• What you are asked to do: Only lines containing the word "حادثه" belong in the answer; copy each one from the records.
[Records for the exercise — start]
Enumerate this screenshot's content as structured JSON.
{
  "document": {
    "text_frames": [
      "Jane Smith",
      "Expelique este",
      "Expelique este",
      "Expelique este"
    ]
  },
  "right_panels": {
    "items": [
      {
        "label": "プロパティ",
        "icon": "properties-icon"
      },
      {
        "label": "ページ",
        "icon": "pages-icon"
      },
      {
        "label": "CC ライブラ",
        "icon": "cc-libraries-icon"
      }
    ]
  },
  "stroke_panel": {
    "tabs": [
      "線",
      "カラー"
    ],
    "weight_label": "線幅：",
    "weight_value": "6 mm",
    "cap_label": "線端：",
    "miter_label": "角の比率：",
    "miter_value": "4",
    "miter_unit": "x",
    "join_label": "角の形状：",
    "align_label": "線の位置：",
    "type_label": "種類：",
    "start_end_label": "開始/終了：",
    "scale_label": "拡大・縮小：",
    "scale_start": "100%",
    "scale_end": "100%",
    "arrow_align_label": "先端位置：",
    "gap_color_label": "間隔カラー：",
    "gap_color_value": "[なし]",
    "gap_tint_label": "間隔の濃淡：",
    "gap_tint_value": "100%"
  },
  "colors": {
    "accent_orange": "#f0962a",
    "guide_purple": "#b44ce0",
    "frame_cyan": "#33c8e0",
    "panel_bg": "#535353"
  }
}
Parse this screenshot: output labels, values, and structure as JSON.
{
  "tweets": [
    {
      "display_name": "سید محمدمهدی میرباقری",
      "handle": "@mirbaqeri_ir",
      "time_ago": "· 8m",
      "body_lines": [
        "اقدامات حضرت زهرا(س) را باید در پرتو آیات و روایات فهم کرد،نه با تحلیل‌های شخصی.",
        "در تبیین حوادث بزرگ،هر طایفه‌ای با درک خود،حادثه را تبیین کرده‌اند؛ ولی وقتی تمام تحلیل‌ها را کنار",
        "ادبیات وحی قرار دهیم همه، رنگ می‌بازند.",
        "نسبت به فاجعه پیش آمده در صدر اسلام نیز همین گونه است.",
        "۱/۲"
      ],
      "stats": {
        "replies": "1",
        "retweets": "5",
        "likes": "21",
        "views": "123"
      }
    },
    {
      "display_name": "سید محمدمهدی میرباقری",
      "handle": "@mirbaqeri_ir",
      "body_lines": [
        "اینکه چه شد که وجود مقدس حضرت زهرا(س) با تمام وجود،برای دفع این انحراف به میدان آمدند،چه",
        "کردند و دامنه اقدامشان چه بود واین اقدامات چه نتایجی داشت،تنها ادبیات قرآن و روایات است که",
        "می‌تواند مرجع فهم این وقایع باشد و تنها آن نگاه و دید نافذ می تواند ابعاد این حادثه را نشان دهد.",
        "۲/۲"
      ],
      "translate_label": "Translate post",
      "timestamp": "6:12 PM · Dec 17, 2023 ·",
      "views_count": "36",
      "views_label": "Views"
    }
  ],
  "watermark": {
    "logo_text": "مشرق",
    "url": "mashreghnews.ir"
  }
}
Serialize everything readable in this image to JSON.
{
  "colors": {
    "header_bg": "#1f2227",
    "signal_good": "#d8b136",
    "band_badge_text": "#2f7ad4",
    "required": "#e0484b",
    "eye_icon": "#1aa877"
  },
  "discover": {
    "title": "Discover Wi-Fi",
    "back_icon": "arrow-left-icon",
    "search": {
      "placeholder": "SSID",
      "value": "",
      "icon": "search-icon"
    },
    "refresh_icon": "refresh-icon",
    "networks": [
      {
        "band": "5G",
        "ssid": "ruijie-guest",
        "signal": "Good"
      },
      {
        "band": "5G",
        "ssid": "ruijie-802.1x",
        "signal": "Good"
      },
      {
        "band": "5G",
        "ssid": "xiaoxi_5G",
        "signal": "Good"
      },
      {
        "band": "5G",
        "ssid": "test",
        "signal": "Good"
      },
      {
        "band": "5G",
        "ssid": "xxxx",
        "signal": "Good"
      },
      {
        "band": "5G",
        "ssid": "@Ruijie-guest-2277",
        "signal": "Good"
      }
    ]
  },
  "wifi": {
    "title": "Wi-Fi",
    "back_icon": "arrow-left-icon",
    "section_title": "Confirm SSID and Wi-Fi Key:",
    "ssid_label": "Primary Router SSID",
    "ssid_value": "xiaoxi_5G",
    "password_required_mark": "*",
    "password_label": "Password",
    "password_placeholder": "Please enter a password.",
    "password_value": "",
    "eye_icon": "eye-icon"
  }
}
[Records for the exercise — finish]
• Response to this exercise:
        "در تبیین حوادث بزرگ،هر طایفه‌ای با درک خود،حادثه را تبیین کرده‌اند؛ ولی وقتی تمام تحلیل‌ها را کنار",
        "می‌تواند مرجع فهم این وقایع باشد و تنها آن نگاه و دید نافذ می تواند ابعاد این حادثه را نشان دهد.",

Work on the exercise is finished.